|US6646032||Dec 6, 2001||Nov 11, 2003||Cheil Industries Inc.||Thermoplastic flameproof resin composition|
|US6653374||May 31, 2000||Nov 25, 2003||Cheil Industries Inc.||Method of preparing flameproof thermoplastic resin composition|
|US6716900 *||Jan 16, 2002||Apr 6, 2004||Cheil Industries, Inc.||Flameproof styrene containing graft resin compositions substantially free of phenolic resins and containing styrene/acrylonitrile resin compatabilizer|
|US6906123 *||Jan 17, 2002||Jun 14, 2005||Cheil Industries Inc.||Flameproof styrene-containing graft resin compositions having a particular nitrile content distribution|
|US7196126||Apr 14, 2003||Mar 27, 2007||Cheil Industries Inc.||Thermoplastic flame retardant resin compositions|
|US7339001||Feb 20, 2003||Mar 4, 2008||Cheil Industries Inc.||Thermoplastic resin compositions|
|US20020137824 *||Jan 17, 2002||Sep 26, 2002||Cheil Industries Inc.||Flameproof styrene-containing graft resin compositions having a particular nitrile content distribution|
|US20020161081 *||Jan 16, 2002||Oct 31, 2002||Cheil Industries, Inc.||Flameproof styrene containing graft resin compositions substantially free of phenolic resins and containing styrene/acrylonitrile resin compatabilizer|

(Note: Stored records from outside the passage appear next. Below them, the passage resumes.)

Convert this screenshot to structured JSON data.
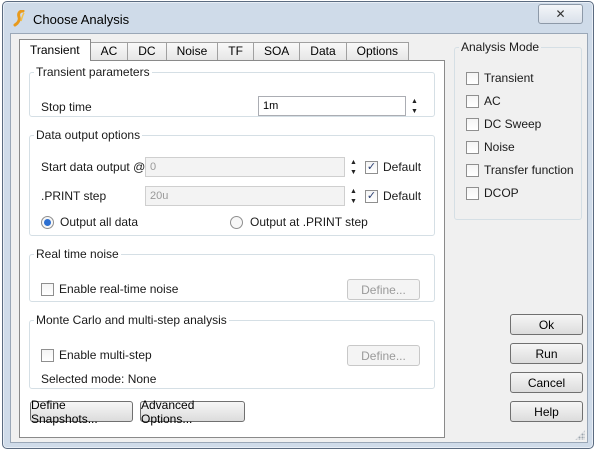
{
  "window": {
    "title": "Choose Analysis",
    "close_glyph": "✕"
  },
  "tabs": [
    "Transient",
    "AC",
    "DC",
    "Noise",
    "TF",
    "SOA",
    "Data",
    "Options"
  ],
  "active_tab": "Transient",
  "transient_params": {
    "legend": "Transient parameters",
    "stop_time_label": "Stop time",
    "stop_time_value": "1m"
  },
  "data_output": {
    "legend": "Data output options",
    "start_label": "Start data output @",
    "start_value": "0",
    "start_default_label": "Default",
    "start_default_checked": true,
    "print_step_label": ".PRINT step",
    "print_step_value": "20u",
    "print_default_label": "Default",
    "print_default_checked": true,
    "output_all_label": "Output all data",
    "output_all_selected": true,
    "output_print_label": "Output at .PRINT step",
    "output_print_selected": false
  },
  "realtime_noise": {
    "legend": "Real time noise",
    "enable_label": "Enable real-time noise",
    "enable_checked": false,
    "define_label": "Define..."
  },
  "monte_carlo": {
    "legend": "Monte Carlo and multi-step analysis",
    "enable_label": "Enable multi-step",
    "enable_checked": false,
    "define_label": "Define...",
    "selected_mode_text": "Selected mode: None"
  },
  "bottom_buttons": {
    "define_snapshots": "Define Snapshots...",
    "advanced_options": "Advanced Options..."
  },
  "analysis_mode": {
    "legend": "Analysis Mode",
    "items": [
      {
        "label": "Transient",
        "checked": false
      },
      {
        "label": "AC",
        "checked": false
      },
      {
        "label": "DC Sweep",
        "checked": false
      },
      {
        "label": "Noise",
        "checked": false
      },
      {
        "label": "Transfer function",
        "checked": false
      },
      {
        "label": "DCOP",
        "checked": false
      }
    ]
  },
  "actions": {
    "ok": "Ok",
    "run": "Run",
    "cancel": "Cancel",
    "help": "Help"
  },
  "icons": {
    "app": "simetrix-logo-icon",
    "spin_up": "▲",
    "spin_down": "▼",
    "check": "✓"
  },
  "colors": {
    "logo": "#e89a1c",
    "title_bar": "#cfdbe9",
    "radio_selected": "#2c6fd1"
  }
}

|US20050148708 *||Apr 14, 2003||Jul 7, 2005||Cheil Industries Inc.||Thermoplastic flame retardant resin compositions|
|US20050228131 *||Feb 20, 2003||Oct 13, 2005||Cheil Industries Inc.||Thermoplastic resin compositions|
|US20080125526 *||Jun 28, 2007||May 29, 2008||Cheil Industries Inc.||Flameproof Styrenic Resin Composition|
|US20080275161 *||Jun 18, 2004||Nov 6, 2008||Sang Hyun Hong||Flameproof Thermoplastic Resin Composition|
|EP0285964A2 *||Mar 29, 1988||Oct 12, 1988||BASF Aktiengesellschaft||Thermoplastic molding compositions on the basis of polyphenyleneether|
|EP1499676A1 *||Feb 20, 2003||Jan 26, 2005||Cheil Industries Inc.||Thermoplastic resin compositions|
|U.S. Classification||525/68, 525/152, 525/905, 525/132|
|International Classification||C08L25/12, C08L71/12, C08L55/02|
|Cooperative Classification||Y10S525/905, C08L71/123, C08L25/12, C08L55/02|
|European Classification||C08L25/12, C08L55/02, C08L71/12B|
|Dec 12, 1983||AS||Assignment|
Owner name: MONSANTO COMPANY, ST. LOUIS, MO, A CORP. OF DE
Free format text: ASSIGNMENT OF ASSIGNORS INTEREST.;ASSIGNORS:DEETS, GARY L.;TREMENTOZZI, QUIRINO A.;REEL/FRAME:004210/0171
Effective date: 19831208
|Jun 2, 1989||FPAY||Fee payment|
Year of fee payment: 4
|Oct 26, 1993||REMI||Maintenance fee reminder mailed|
|Mar 27, 1994||LAPS||Lapse for failure to pay maintenance fees|
|Jun 7, 1994||FP||Expired due to failure to pay maintenance fee|
Effective date: 19940330